• _Exercise brief_: Please retype every entry below, keeping it exactly the same.

___

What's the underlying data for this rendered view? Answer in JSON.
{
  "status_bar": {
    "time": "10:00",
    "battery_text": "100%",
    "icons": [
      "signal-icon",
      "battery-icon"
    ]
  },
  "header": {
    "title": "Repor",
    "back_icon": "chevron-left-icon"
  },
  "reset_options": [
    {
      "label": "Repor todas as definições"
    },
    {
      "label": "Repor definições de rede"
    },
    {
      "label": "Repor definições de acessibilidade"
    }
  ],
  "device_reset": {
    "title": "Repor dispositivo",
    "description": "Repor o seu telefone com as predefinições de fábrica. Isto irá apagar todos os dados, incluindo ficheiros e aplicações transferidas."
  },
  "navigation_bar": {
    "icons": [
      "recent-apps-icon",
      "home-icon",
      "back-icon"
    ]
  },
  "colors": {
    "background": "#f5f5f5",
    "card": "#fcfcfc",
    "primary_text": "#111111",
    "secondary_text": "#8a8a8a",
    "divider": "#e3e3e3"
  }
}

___

• _Exercise result_:
What's the underlying data for this rendered view? Answer in JSON.
{
  "status_bar": {
    "time": "10:00",
    "battery_text": "100%",
    "icons": [
      "signal-icon",
      "battery-icon"
    ]
  },
  "header": {
    "title": "Repor",
    "back_icon": "chevron-left-icon"
  },
  "reset_options": [
    {
      "label": "Repor todas as definições"
    },
    {
      "label": "Repor definições de rede"
    },
    {
      "label": "Repor definições de acessibilidade"
    }
  ],
  "device_reset": {
    "title": "Repor dispositivo",
    "description": "Repor o seu telefone com as predefinições de fábrica. Isto irá apagar todos os dados, incluindo ficheiros e aplicações transferidas."
  },
  "navigation_bar": {
    "icons": [
      "recent-apps-icon",
      "home-icon",
      "back-icon"
    ]
  },
  "colors": {
    "background": "#f5f5f5",
    "card": "#fcfcfc",
    "primary_text": "#111111",
    "secondary_text": "#8a8a8a",
    "divider": "#e3e3e3"
  }
}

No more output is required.